NewsApril 2, 2020
Cornell Cooperative Extension of Saratoga County Seeks to Shine a Positive Light for Local Farms
Among all the social distancing, self-quarantines, and the continuous headlines throughout the media pertaining to COVID-19, The Cornell Cooperative Extension of Saratoga County would like to bring a positive story to light. Jessica Holmes and Nicolina Foti, from the Cornell Cooperative Extension of Saratoga County, interviewed three farms to find out, first-hand, the impact COVID-19 has on the agricultural community.
This story is the relationship between the consumer and the direct market farmers. Sprinkled throughout Saratoga County are many farm stores that have been serving customers directly for years. During COVID-19 and this time of uncertainty, the relationship between the consumer and theses farmers has strengthened and flourished.
Chuck Curtiss of Willow Marsh Farm in Ballston Spa, NY

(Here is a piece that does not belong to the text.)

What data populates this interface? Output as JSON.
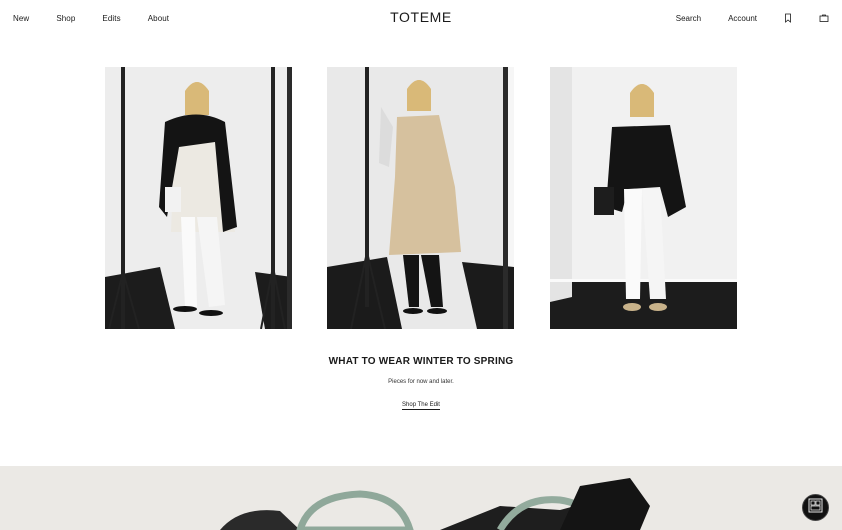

Willow Marsh Farm has seen an increase in milk, eggs, yogurt, and butter sales with the uncertainty of COVID-19. They have also seen an increase in new wholesale accounts and an increase in supply for existing accounts. Willow Marsh Farm has seen an influx of new
customers. Chuck Curtiss said, “I think there has been a realization from people as to what real, locally sourced food is.”
Becky King of King Brothers Dairy in Schuylerville, NY
King Brothers Dairy’s home delivery service has increased strengthening the connection between the farmer and the consumer, breathing life back into the times of the milkman. King Brothers Dairy, in the past week, has seen a fifty percent increase in their new consumer base. Becky King said, “I hope we will retain the customers we have obtained during COVID-19, but what I am sure of is the bridge in the educational gap from how we get our food and where it comes from.”
Shelley Smith of Smiths Orchard in Charlton, NY
Smith’s Orchard has been stocking their meat in the freezer as fast as it has been leaving. They have also been advertising sales on applesauce apples as a fun family quarantine activity. While they have decided to close the doors to their pie shop for the next two weeks, they will be
accepting orders with scheduled pickups. Shelley Smith said, “It is unfortunate to close the pie shop doors, but it is for the safety of our family and our customers.” Hopefully, this will help for the preparation and influx to be anticipated with the coming Easter holiday. COVID-19 or not, people still need their Smiths Pies.
Since the start of COVID-19, all three farms found an increase in sales. New and old customers seeking food that is no longer on grocery store shelves, and to avoid large crowds. The most sought-after products being milk, eggs, butter, and meat. One of the most humbling pieces of information was to find in each of these farm stores they not only provide their products but those of surrounding farms. Becky King said,
“There is this symbiotic relationship between all of the farms, and how we find a way to survive.” When speaking to each of these farmers, the takeaway from these circumstances is that people are getting “back to the basics.” Getting back to what is essential, real, quality food that is coming directly from the farmer’s hands. Many people have come to realize the grocery store shelves are picked over, but the farms are fully stocked. Chuck Curtiss said, “It is sad it had to happen like this, but there will be a silver lining.”